▶ **Task to carry out**: Report, as a bare number, how many lines of the entries below contain "label".

▶ **Data to process**:
=-=-=-=-=
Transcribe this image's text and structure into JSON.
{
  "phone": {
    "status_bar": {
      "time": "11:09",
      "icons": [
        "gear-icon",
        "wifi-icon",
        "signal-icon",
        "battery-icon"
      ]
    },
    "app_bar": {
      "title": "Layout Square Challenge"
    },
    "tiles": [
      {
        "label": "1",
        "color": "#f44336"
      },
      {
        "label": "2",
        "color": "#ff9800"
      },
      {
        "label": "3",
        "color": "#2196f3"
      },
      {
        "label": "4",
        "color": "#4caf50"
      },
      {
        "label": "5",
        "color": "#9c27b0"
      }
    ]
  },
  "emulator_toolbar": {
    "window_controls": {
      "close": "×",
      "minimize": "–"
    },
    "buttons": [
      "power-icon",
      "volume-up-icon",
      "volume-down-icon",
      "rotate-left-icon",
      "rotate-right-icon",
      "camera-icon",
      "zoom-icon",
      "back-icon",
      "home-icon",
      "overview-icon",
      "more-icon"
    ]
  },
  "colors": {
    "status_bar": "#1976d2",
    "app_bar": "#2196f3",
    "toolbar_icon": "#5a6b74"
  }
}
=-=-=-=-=
▶ **Answer to the exercise**: 5